The data applied for verifying the materials indicated in the spreadsheet correspond to an overall upstream footprint: raw material supply, manufacturing, and processing. The data is derived and cross-referenced from a broad range of databases and has been validated by Copenhagen-based consultancy company SUFU, specializing in GHG accounting.

For most of the materials, there are at least two data points corresponding to a regional and global geographical scope. The current version of the tool is based on an average of the found data points. In the future, we hope to be able to get more geographical precision, so that the source country can have specific data points, but that has been beyond the scope of the current version.


We have decided to apply a Ton-Mile factor based on the weight and the distance (including packaging) of the product. According to the EPA, “Vehicle-mile factors are appropriate to use when the entire vehicle is dedicated to transporting the reporting company's product. Ton-mile factors are appropriate when the vehicle is shared with products from other companies”. In future versions, we could include the option of switching between Vehicle-Mile and Ton-Mile factors, but believe the Ton-Mile to be the most appropriate for most purposes for now.

The main assumption used in the transportation calculation is the port of entry for the products if the product is produced outside of the US. Without detailed shipping information, we assume western states receive their furniture from the biggest port on the west and the eastern states the biggest port on the east. Obviously with more specific information in regards to this then you can change the distance input, e.g. Vietnam-Ho Chi Minh City to Sacramento Port and this would update your emissions accordingly. Currently, this is done by inputting the distance by air, sea, or road in the calculation sheet as shown previously.

Ideas for Usage of the Furniture Footprint Calculator

As mentioned earlier there are many ways we envision that the tool can be used and most likely also some that we have not yet envisioned. We are eager to provide access to use the tool for those who are interested.

We hope that it will draw the interest of practitioners in the industry.

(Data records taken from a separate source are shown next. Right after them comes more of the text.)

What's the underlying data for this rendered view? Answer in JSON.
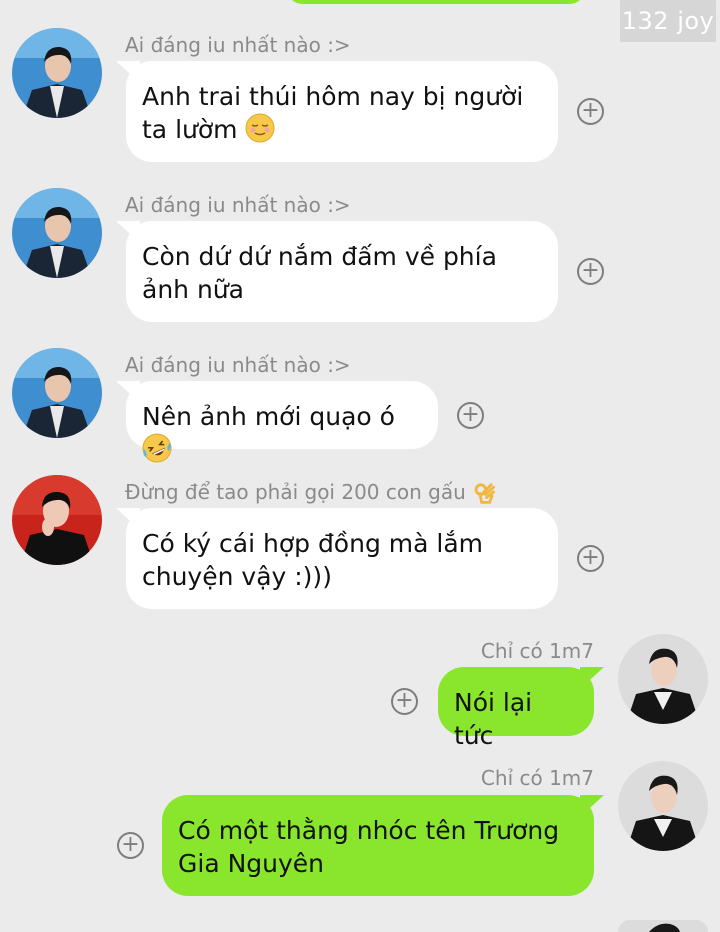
{
  "watermark": "132 joy",
  "messages": [
    {
      "sender": "Ai đáng iu nhất nào :>",
      "text": "Anh trai thúi hôm nay bị người ta lườm",
      "emoji": "relieved-face-emoji",
      "direction": "incoming"
    },
    {
      "sender": "Ai đáng iu nhất nào :>",
      "text": "Còn dứ dứ nắm đấm về phía ảnh nữa",
      "direction": "incoming"
    },
    {
      "sender": "Ai đáng iu nhất nào :>",
      "text": "Nên ảnh mới quạo ó",
      "emoji": "rolling-laughing-emoji",
      "direction": "incoming"
    },
    {
      "sender": "Đừng để tao phải gọi 200 con gấu",
      "sender_emoji": "ok-hand-emoji",
      "text": "Có ký cái hợp đồng mà lắm chuyện vậy :)))",
      "direction": "incoming"
    },
    {
      "sender": "Chỉ có 1m7",
      "text": "Nói lại tức",
      "direction": "outgoing"
    },
    {
      "sender": "Chỉ có 1m7",
      "text": "Có một thằng nhóc tên Trương Gia Nguyên",
      "direction": "outgoing"
    }
  ],
  "plus_symbol": "+",
  "colors": {
    "background": "#ebebeb",
    "incoming_bubble": "#ffffff",
    "outgoing_bubble": "#8ae62c",
    "sender_text": "#8a8a8a"
  }
}
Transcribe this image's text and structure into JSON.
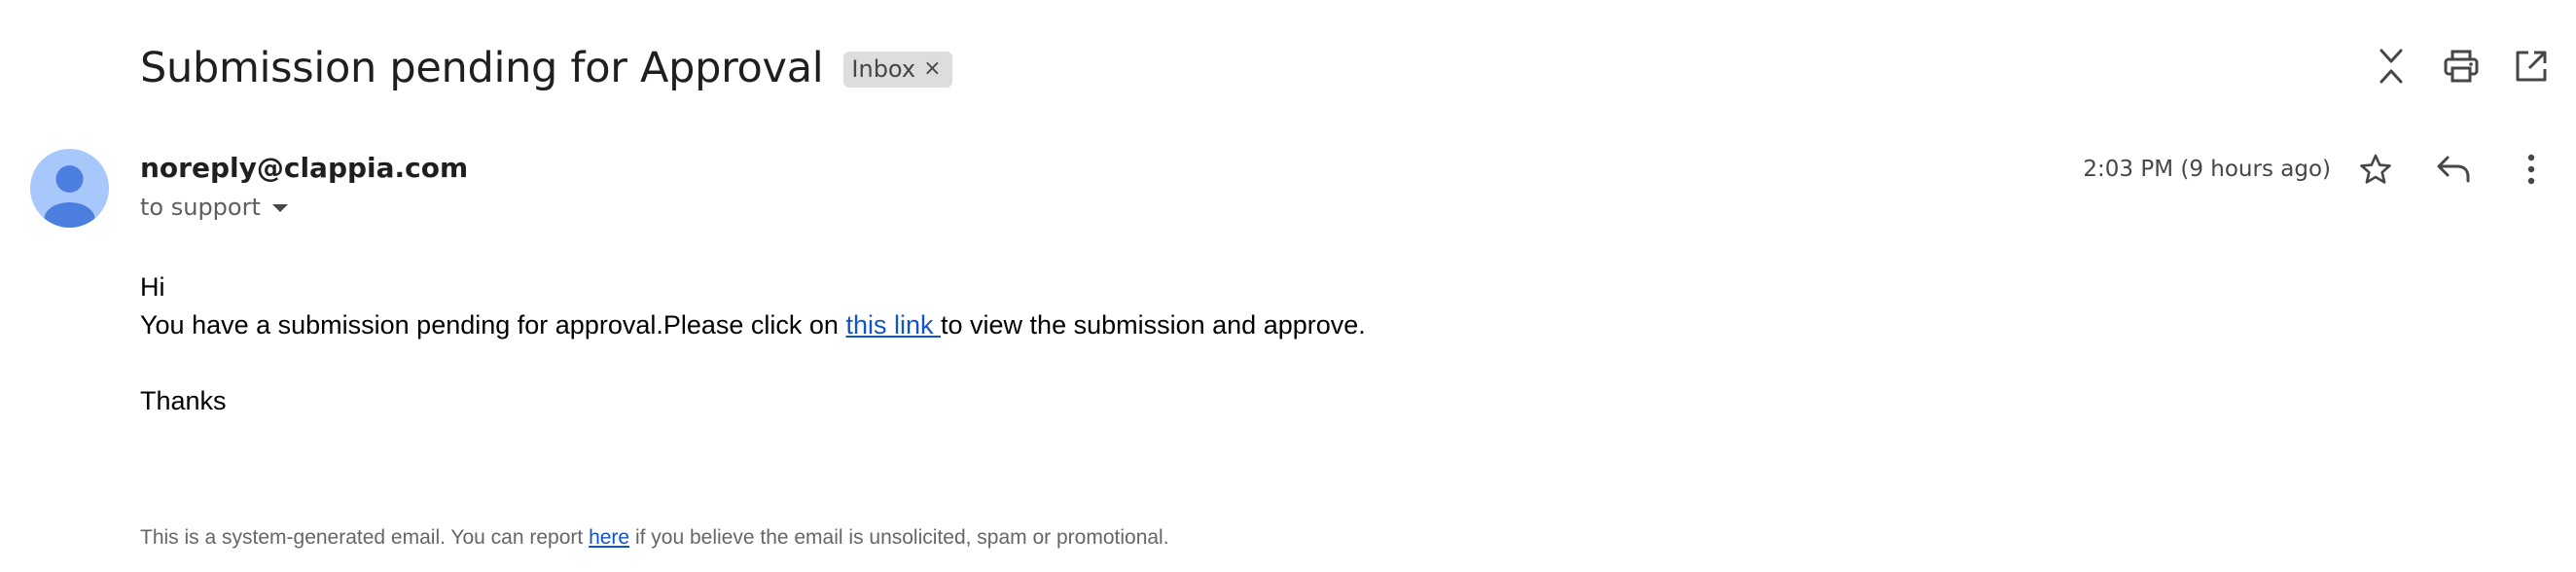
{
  "email": {
    "subject": "Submission pending for Approval",
    "label_chip": {
      "label": "Inbox",
      "remove_glyph": "×"
    },
    "sender": "noreply@clappia.com",
    "recipient_line": "to support",
    "timestamp": "2:03 PM (9 hours ago)",
    "body": {
      "greeting": "Hi",
      "line1_before_link": "You have a submission pending for approval.Please click on ",
      "link_text": "this link ",
      "line1_after_link": "to view the submission and approve.",
      "closing": "Thanks"
    },
    "footer": {
      "before_link": "This is a system-generated email. You can report ",
      "link_text": "here",
      "after_link": " if you believe the email is unsolicited, spam or promotional."
    }
  },
  "icons": {
    "top_actions": [
      "collapse-all-icon",
      "print-icon",
      "open-in-new-window-icon"
    ],
    "message_actions": [
      "star-icon",
      "reply-icon",
      "more-vert-icon"
    ],
    "avatar": "default-avatar-icon"
  },
  "colors": {
    "avatar_bg": "#a8c7fa",
    "avatar_figure": "#4c7ee0",
    "link": "#1155cc",
    "chip_bg": "#dddddd"
  }
}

Imagine how getting these first insights can highlight potential issues and areas for optimization in the design and manufacturing process.

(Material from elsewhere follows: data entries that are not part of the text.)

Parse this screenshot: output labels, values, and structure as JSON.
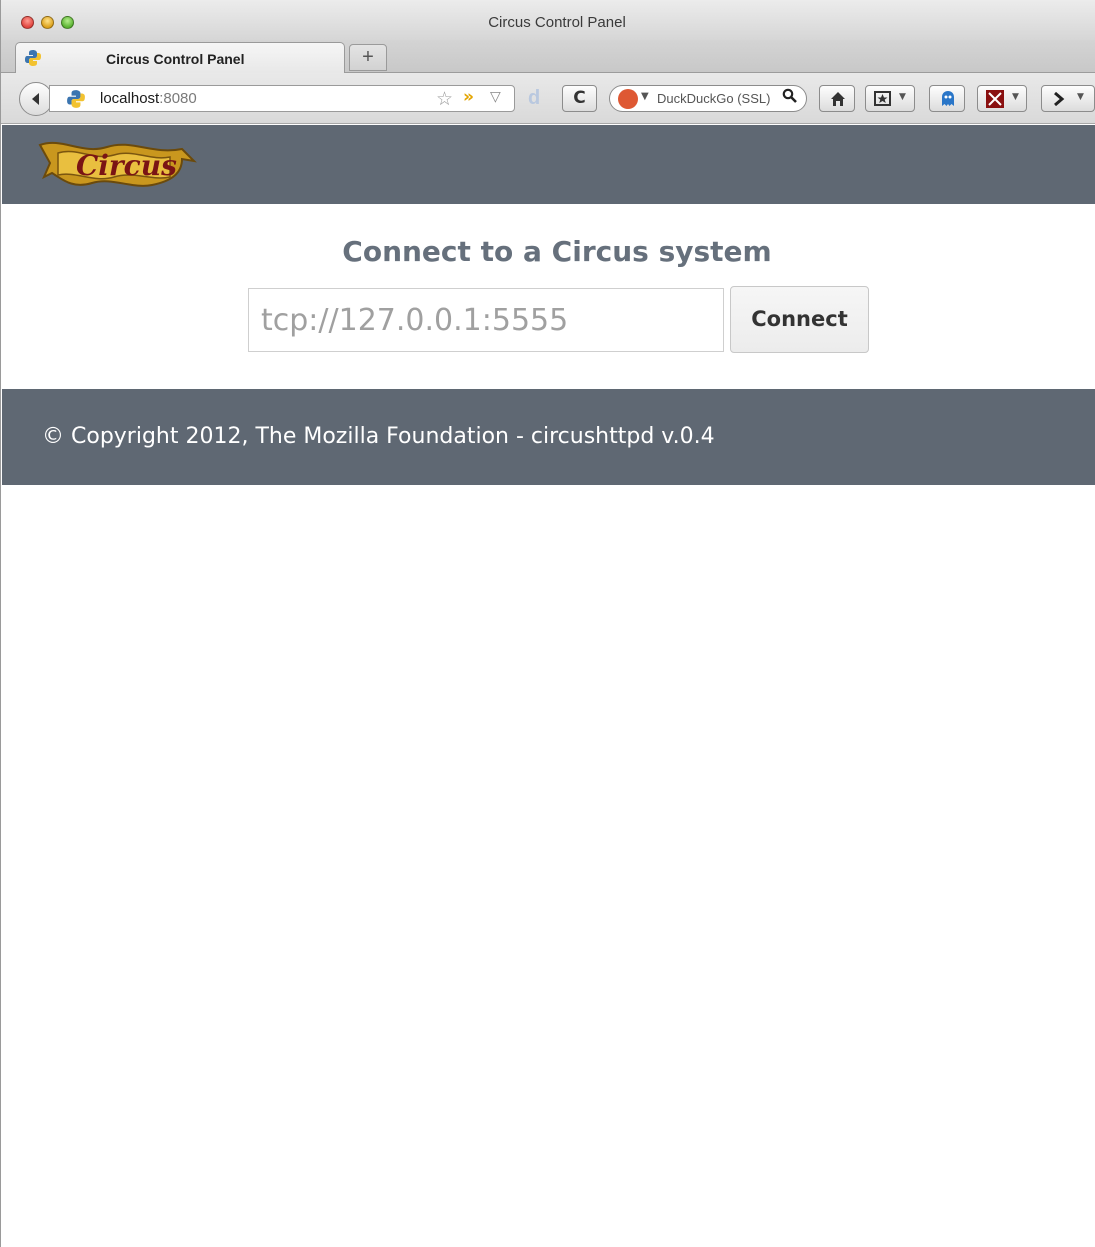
{
  "window": {
    "title": "Circus Control Panel"
  },
  "tabs": [
    {
      "label": "Circus Control Panel",
      "active": true
    }
  ],
  "new_tab_label": "+",
  "navbar": {
    "url_host": "localhost",
    "url_port": ":8080",
    "search_placeholder": "DuckDuckGo (SSL)",
    "reload_glyph": "C"
  },
  "page": {
    "heading": "Connect to a Circus system",
    "endpoint_placeholder": "tcp://127.0.0.1:5555",
    "connect_label": "Connect",
    "footer": "© Copyright 2012, The Mozilla Foundation - circushttpd v.0.4"
  },
  "colors": {
    "header_bg": "#5f6873",
    "heading": "#66707c"
  },
  "icons": {
    "logo": "circus-banner-logo"
  }
}
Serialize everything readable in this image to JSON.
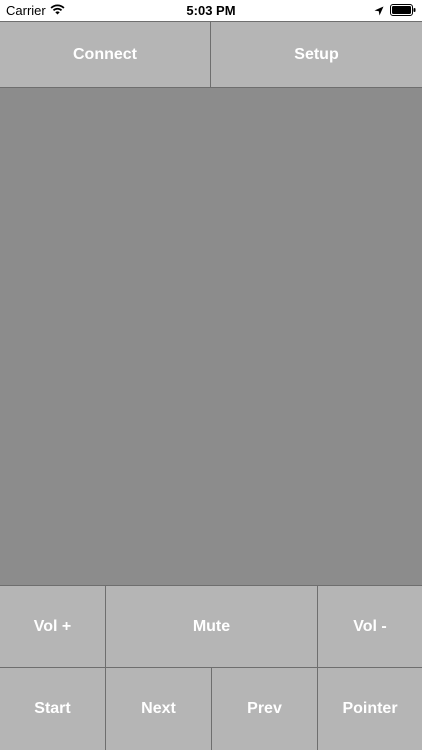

Also, a big hope for us is that educational institutions will find the tool interesting to work with. We hope to be able to work with students and educators who can integrate the tool in course work on sustainable design. No doubt the curiosity and knowledge from both students and educators can help us ask better questions on what can be done to drive sustainability in design and manufacturing.

Finally, but certainly not least, we hope the tool will become a powerful way of creating environmental impact transparency for consumers. Although not quite at a stage where it is “plug-and-play” for a consumer to analyze a piece of furniture, our grand vision is that this will be the case in the future. As mentioned earlier we strive to provide transparency as part of the product browsing phase. Imagine if you could sort sofas from 100 retailers in order of the CO2 footprint or if we could give products an environmental score. That is still too early to do, but let there be no doubt that this is where we hope to take things in the not too distant future.

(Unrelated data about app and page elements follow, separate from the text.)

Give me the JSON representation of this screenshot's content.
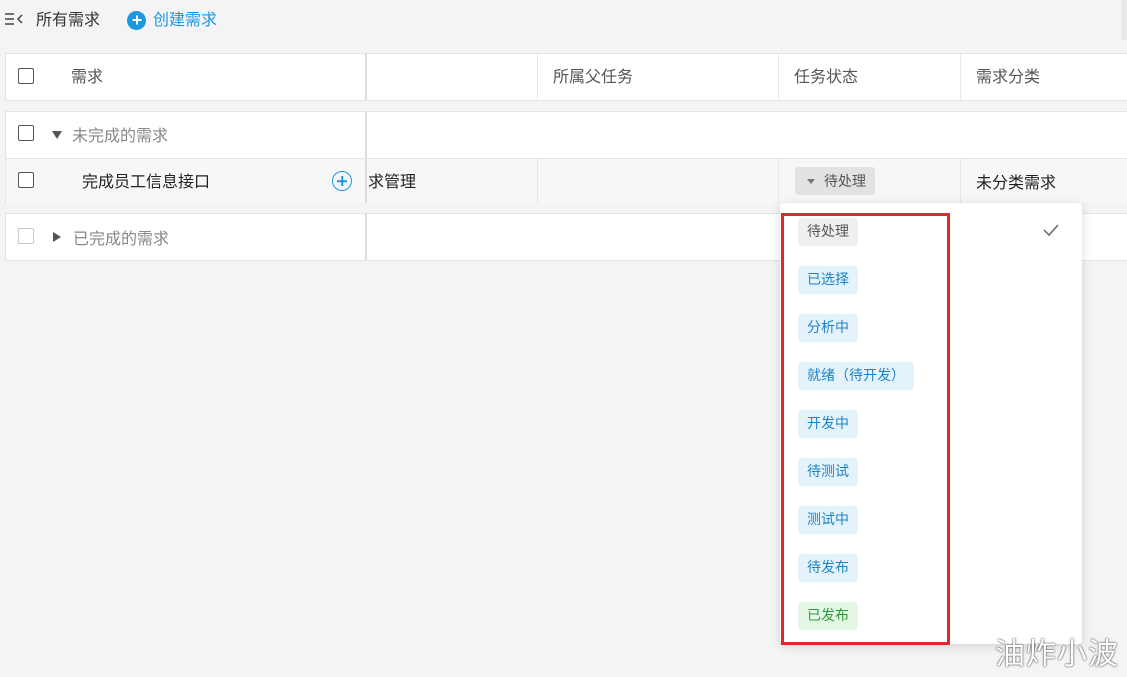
{
  "toolbar": {
    "title": "所有需求",
    "create_label": "创建需求"
  },
  "table": {
    "columns": {
      "requirement": "需求",
      "parent_task": "所属父任务",
      "task_status": "任务状态",
      "category": "需求分类"
    }
  },
  "groups": {
    "incomplete": {
      "label": "未完成的需求"
    },
    "complete": {
      "label": "已完成的需求"
    }
  },
  "task": {
    "title": "完成员工信息接口",
    "project_fragment": "求管理",
    "status": "待处理",
    "category": "未分类需求"
  },
  "status_options": [
    {
      "label": "待处理",
      "bg": "#efefef",
      "fg": "#555555",
      "selected": true
    },
    {
      "label": "已选择",
      "bg": "#e3f2fb",
      "fg": "#1c84c6",
      "selected": false
    },
    {
      "label": "分析中",
      "bg": "#e3f2fb",
      "fg": "#1c84c6",
      "selected": false
    },
    {
      "label": "就绪（待开发）",
      "bg": "#e3f2fb",
      "fg": "#1c84c6",
      "selected": false
    },
    {
      "label": "开发中",
      "bg": "#e3f2fb",
      "fg": "#1c84c6",
      "selected": false
    },
    {
      "label": "待测试",
      "bg": "#e3f2fb",
      "fg": "#1c84c6",
      "selected": false
    },
    {
      "label": "测试中",
      "bg": "#e3f2fb",
      "fg": "#1c84c6",
      "selected": false
    },
    {
      "label": "待发布",
      "bg": "#e3f2fb",
      "fg": "#1c84c6",
      "selected": false
    },
    {
      "label": "已发布",
      "bg": "#e4f6e4",
      "fg": "#2e9a3e",
      "selected": false
    }
  ],
  "watermark": "油炸小波"
}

Work with us to develop the FFC even further

To repeat ourselves we would love to work further with people who share our interest in creating greater transparency in the furniture industry. If you want to work with the tool and perhaps help us make it even better please reach out to us to get access and tell us what you think and how you would perhaps like to collaborate with us. We are excited to bring this forward in collaboration!

Mads Løntoft
by Mads Løntoft
Mads has been actively involved with entrepreneurship for the past 15 years. This has been in various roles including as founder, advisor, and investor. Since 2016 Mads has been teaching entrepreneurial courses as Copenhagen Business School. To Mads, Interiorbeat is the perfect combination of striving for positive impact in society with business opportunity.